Next, Valençay, a cheese with back story. Originally this cheese was made in the shape of a perfect pyramid. But, coming back from a calamitous campaign in Egypt, Napoléon stopped in Valençay. He saw the cheese, loathed its reminder of his failure, wielded his sword and chopped the top off. Been that shape ever since. Produced to traditional methods, when firm enough each cheese is covered in salted ash then matured in a ventilated cellar till ready. It’s an incredibly white cheese, moist and firm and distinctly salty. Apart from straight from the cheeseboard, it would make a great topping for a jacket potato.

The penultimate cheese was one I know and love – a Tomme de Cleon au Jurancon from the Pyrenees.

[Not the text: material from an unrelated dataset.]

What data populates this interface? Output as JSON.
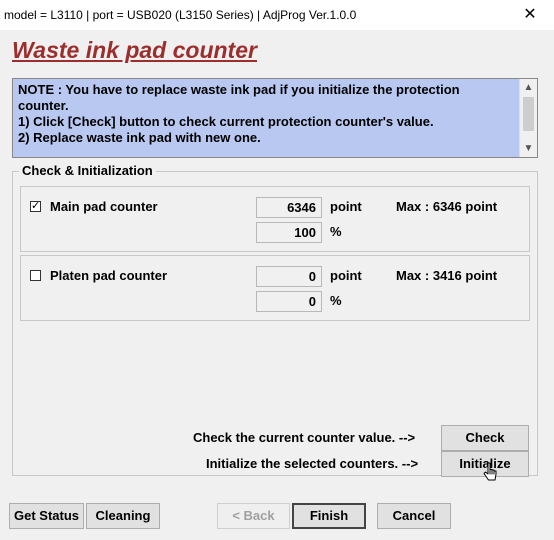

It comes as a sizeable round and is a semi hard cheese with a gentle fruity flavour. The rind is washed in Muscadet or Jurancon which gives it a floral sweetness. It’s an incredibly smooth cheese, really lovely to eat and was the hands down favourite on our table. It makes a quite fabulous cheese sauce for lasagne and vegetable pasta bake and would be sensational with a seafood mornay.

The last cheese had sat neatly wrapped in chestnut leaves tied with raffia on the board for the whole evening. It was a Banon and what a delight it was when it was unveiled. Cutting into the golden rind the interior was lush and runny and smelled divine. It is generously salted then matured for a couple of weeks before being washed in eau-de-vie then wrapped in the leaves to ripen. Small amounts of edible blue mould develops under the wrapper further developing the flavour. The end result is a strong cheese, rich and creamy with a really complex flavour. I remarked to Marilyne that I thought it would go better with a red wine and she assured me it is actually best with a luscious sweet wine like Montbazillac or, particularly Jurancon. No doubt she is absolutely right.

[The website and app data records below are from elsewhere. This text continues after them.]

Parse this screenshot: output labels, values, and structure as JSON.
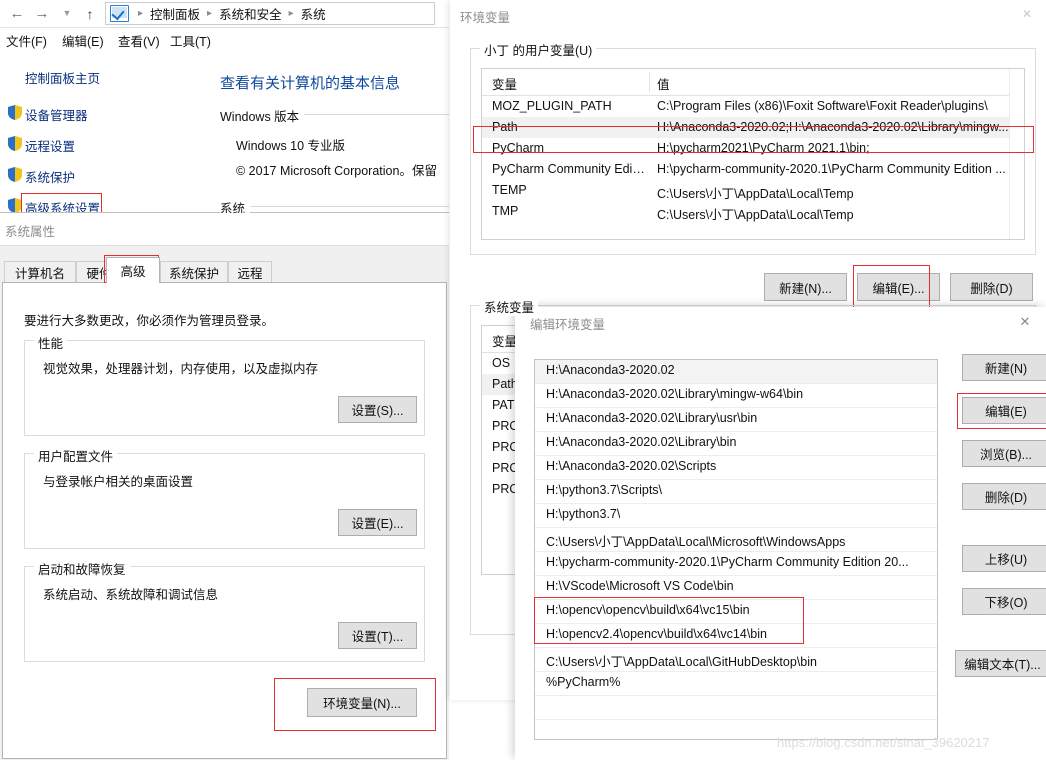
{
  "control_panel": {
    "nav": {
      "back_icon": "arrow-left-icon",
      "forward_icon": "arrow-right-icon",
      "recent_icon": "chevron-down-icon",
      "up_icon": "arrow-up-icon",
      "breadcrumb_icon": "control-panel-icon"
    },
    "breadcrumbs": [
      "控制面板",
      "系统和安全",
      "系统"
    ],
    "menu": [
      "文件(F)",
      "编辑(E)",
      "查看(V)",
      "工具(T)"
    ],
    "sidebar": [
      {
        "label": "控制面板主页",
        "icon": null
      },
      {
        "label": "设备管理器",
        "icon": "shield-icon"
      },
      {
        "label": "远程设置",
        "icon": "shield-icon"
      },
      {
        "label": "系统保护",
        "icon": "shield-icon"
      },
      {
        "label": "高级系统设置",
        "icon": "shield-icon",
        "highlighted": true
      }
    ],
    "page_title": "查看有关计算机的基本信息",
    "section_windows": "Windows 版本",
    "edition": "Windows 10 专业版",
    "copyright": "© 2017 Microsoft Corporation。保留",
    "section_system": "系统"
  },
  "system_properties": {
    "title": "系统属性",
    "tabs": [
      {
        "label": "计算机名",
        "active": false
      },
      {
        "label": "硬件",
        "active": false
      },
      {
        "label": "高级",
        "active": true,
        "highlighted": true
      },
      {
        "label": "系统保护",
        "active": false
      },
      {
        "label": "远程",
        "active": false
      }
    ],
    "intro": "要进行大多数更改，你必须作为管理员登录。",
    "groups": [
      {
        "label": "性能",
        "text": "视觉效果，处理器计划，内存使用，以及虚拟内存",
        "button": "设置(S)..."
      },
      {
        "label": "用户配置文件",
        "text": "与登录帐户相关的桌面设置",
        "button": "设置(E)..."
      },
      {
        "label": "启动和故障恢复",
        "text": "系统启动、系统故障和调试信息",
        "button": "设置(T)..."
      }
    ],
    "env_button": "环境变量(N)..."
  },
  "environment_variables": {
    "title": "环境变量",
    "close_icon": "close-icon",
    "user_section_label": "小丁 的用户变量(U)",
    "columns": [
      "变量",
      "值"
    ],
    "user_variables": [
      {
        "name": "MOZ_PLUGIN_PATH",
        "value": "C:\\Program Files (x86)\\Foxit Software\\Foxit Reader\\plugins\\",
        "selected": false
      },
      {
        "name": "Path",
        "value": "H:\\Anaconda3-2020.02;H:\\Anaconda3-2020.02\\Library\\mingw...",
        "selected": true
      },
      {
        "name": "PyCharm",
        "value": "H:\\pycharm2021\\PyCharm 2021.1\\bin;",
        "selected": false
      },
      {
        "name": "PyCharm Community Editi...",
        "value": "H:\\pycharm-community-2020.1\\PyCharm Community Edition ...",
        "selected": false
      },
      {
        "name": "TEMP",
        "value": "C:\\Users\\小丁\\AppData\\Local\\Temp",
        "selected": false
      },
      {
        "name": "TMP",
        "value": "C:\\Users\\小丁\\AppData\\Local\\Temp",
        "selected": false
      }
    ],
    "user_buttons": [
      {
        "label": "新建(N)...",
        "highlighted": false
      },
      {
        "label": "编辑(E)...",
        "highlighted": true
      },
      {
        "label": "删除(D)",
        "highlighted": false
      }
    ],
    "system_section_label": "系统变量",
    "system_variables": [
      {
        "name": "OS",
        "selected": false
      },
      {
        "name": "Path",
        "selected": true
      },
      {
        "name": "PATH",
        "selected": false
      },
      {
        "name": "PROC",
        "selected": false
      },
      {
        "name": "PROC",
        "selected": false
      },
      {
        "name": "PROC",
        "selected": false
      },
      {
        "name": "PROC",
        "selected": false
      }
    ]
  },
  "edit_environment_variable": {
    "title": "编辑环境变量",
    "close_icon": "close-icon",
    "paths": [
      {
        "value": "H:\\Anaconda3-2020.02",
        "selected": true,
        "highlighted": false
      },
      {
        "value": "H:\\Anaconda3-2020.02\\Library\\mingw-w64\\bin",
        "selected": false,
        "highlighted": false
      },
      {
        "value": "H:\\Anaconda3-2020.02\\Library\\usr\\bin",
        "selected": false,
        "highlighted": false
      },
      {
        "value": "H:\\Anaconda3-2020.02\\Library\\bin",
        "selected": false,
        "highlighted": false
      },
      {
        "value": "H:\\Anaconda3-2020.02\\Scripts",
        "selected": false,
        "highlighted": false
      },
      {
        "value": "H:\\python3.7\\Scripts\\",
        "selected": false,
        "highlighted": false
      },
      {
        "value": "H:\\python3.7\\",
        "selected": false,
        "highlighted": false
      },
      {
        "value": "C:\\Users\\小丁\\AppData\\Local\\Microsoft\\WindowsApps",
        "selected": false,
        "highlighted": false
      },
      {
        "value": "H:\\pycharm-community-2020.1\\PyCharm Community Edition 20...",
        "selected": false,
        "highlighted": false
      },
      {
        "value": "H:\\VScode\\Microsoft VS Code\\bin",
        "selected": false,
        "highlighted": false
      },
      {
        "value": "H:\\opencv\\opencv\\build\\x64\\vc15\\bin",
        "selected": false,
        "highlighted": true
      },
      {
        "value": "H:\\opencv2.4\\opencv\\build\\x64\\vc14\\bin",
        "selected": false,
        "highlighted": true
      },
      {
        "value": "C:\\Users\\小丁\\AppData\\Local\\GitHubDesktop\\bin",
        "selected": false,
        "highlighted": false
      },
      {
        "value": "%PyCharm%",
        "selected": false,
        "highlighted": false
      },
      {
        "value": "",
        "selected": false,
        "highlighted": false
      },
      {
        "value": "",
        "selected": false,
        "highlighted": false
      },
      {
        "value": "",
        "selected": false,
        "highlighted": false
      }
    ],
    "buttons": [
      {
        "label": "新建(N)",
        "highlighted": false
      },
      {
        "label": "编辑(E)",
        "highlighted": true
      },
      {
        "label": "浏览(B)...",
        "highlighted": false
      },
      {
        "label": "删除(D)",
        "highlighted": false
      },
      {
        "label": "上移(U)",
        "highlighted": false
      },
      {
        "label": "下移(O)",
        "highlighted": false
      },
      {
        "label": "编辑文本(T)...",
        "highlighted": false
      }
    ]
  },
  "watermark": "https://blog.csdn.net/sinat_39620217",
  "colors": {
    "accent_link": "#0a2f7d",
    "title_link": "#0f4a9e",
    "highlight_red": "#e03030",
    "dialog_bg": "#f0f0f0",
    "button_bg": "#e1e1e1"
  }
}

After this fabulous feast of cheese it was time for fun and games. While most of the others had a wander round the shop four of us hit the kitchen for a goat cheese cook off using cheese readily available from supermarkets. Rachel and Anne were team captains, Tracey and I their trusty assistants. We had thirty minutes to make two dishes per team using that all time favourite - a bag of random ingredients. We had butternut squash, figs, hazelnuts, beetroot and pork. Anne decided we'd make butternut tartlettes topped with tomme and grilled bacon and bruschetta with figs and melted mini log with a carpaccio of beetroot and a scattering of toasted hazelnuts.

Rachel and Tracey had haddock fillet, sunblushed tomatoes, pinenuts, pears and a Savoy cabbage. Rachel went for smoked haddock topped with grilled (blowtorched) chevre log with tomato base, and most remarkably given the time restrictions, cheese gnocchi in a sage butter mixing a spreadable chevre with a little flour and egg.

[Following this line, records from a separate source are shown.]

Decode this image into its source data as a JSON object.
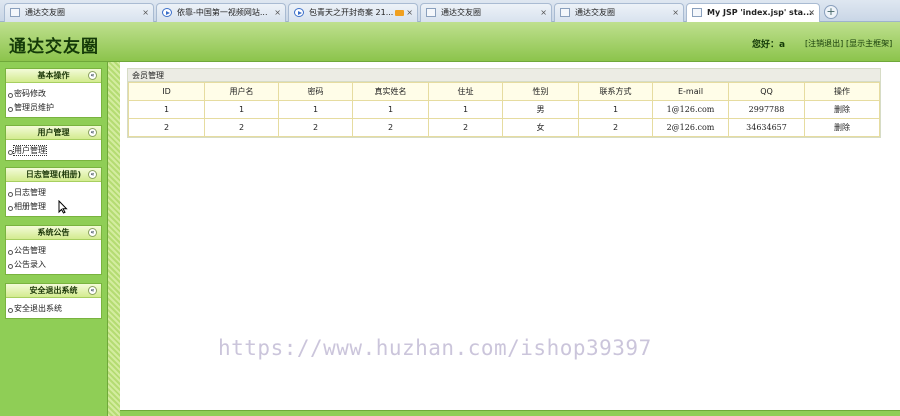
{
  "tabs": [
    {
      "label": "通达交友圈",
      "icon": "page-icon",
      "active": false
    },
    {
      "label": "依靠-中国第一视频网站...",
      "icon": "play-icon",
      "active": false
    },
    {
      "label": "包青天之开封奇案 21...",
      "icon": "play-icon",
      "active": false,
      "badge": "video-icon"
    },
    {
      "label": "通达交友圈",
      "icon": "page-icon",
      "active": false
    },
    {
      "label": "通达交友圈",
      "icon": "page-icon",
      "active": false
    },
    {
      "label": "My JSP 'index.jsp' sta...",
      "icon": "page-icon",
      "active": true
    }
  ],
  "tab_close": "×",
  "new_tab": "+",
  "header": {
    "title": "通达交友圈",
    "greeting": "您好：a",
    "logout_link": "[注销退出]",
    "show_frame_link": "[显示主框架]"
  },
  "sidebar": {
    "groups": [
      {
        "title": "基本操作",
        "toggle": "«",
        "items": [
          "密码修改",
          "管理员维护"
        ]
      },
      {
        "title": "用户管理",
        "toggle": "«",
        "items": [
          "用户管理"
        ]
      },
      {
        "title": "日志管理(相册)",
        "toggle": "«",
        "items": [
          "日志管理",
          "相册管理"
        ]
      },
      {
        "title": "系统公告",
        "toggle": "«",
        "items": [
          "公告管理",
          "公告录入"
        ]
      },
      {
        "title": "安全退出系统",
        "toggle": "«",
        "items": [
          "安全退出系统"
        ]
      }
    ]
  },
  "panel": {
    "title": "会员管理",
    "columns": [
      "ID",
      "用户名",
      "密码",
      "真实姓名",
      "住址",
      "性别",
      "联系方式",
      "E-mail",
      "QQ",
      "操作"
    ],
    "rows": [
      [
        "1",
        "1",
        "1",
        "1",
        "1",
        "男",
        "1",
        "1@126.com",
        "2997788",
        "删除"
      ],
      [
        "2",
        "2",
        "2",
        "2",
        "2",
        "女",
        "2",
        "2@126.com",
        "34634657",
        "删除"
      ]
    ]
  },
  "watermark": "https://www.huzhan.com/ishop39397",
  "colors": {
    "header_top": "#bfe08f",
    "header_bottom": "#8cc44c",
    "sidebar": "#8fce56",
    "table_border": "#e6dca0"
  }
}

It's amazing how half an hour can be so very slow while at the same time pass in a flash. Both teams made it and though Anne presented two beautiful plates of food Rachel just pipped her in the taste test to be the ultimate winner! There are no recipes of course but it shows you really can make a good cheesey dinner any time.

Hope I've tempted you to try a few new things. All of the cheeses are available from La Fromagerie but if Marylebone is not handy to you it is worth searching out other cheesemongers who will always guide you and give you any help you need, as well as a taste if your serious about buying. This time of year most feasts will incorporate a fine selection of cheese but remember cheese is for life not just for Christmas.

A special thanks to Tracey from International Foodie for letting me use her brilliant photographs of the night.


Sarah, Maison Cupcake said...

I wish I'd been able to make it! I love goat's cheese and a cook off sounded such good fun - worse still I missed out on catching up with all those FBC friends. Oh well, hopefully there'll be another occasion soon.

bron said...

It was certainly goat's cheese heaven and lots of fun. Pretty much a perfect night;-) I hope there will be more too!

Tracey@Internationalfoodie said...

Thanks for the mention!! was a great night - I have a weekend of indulging in the spoils from the night planned for this weekend! Txx

bron said...

Tracey I'm sure you'll enjoy it!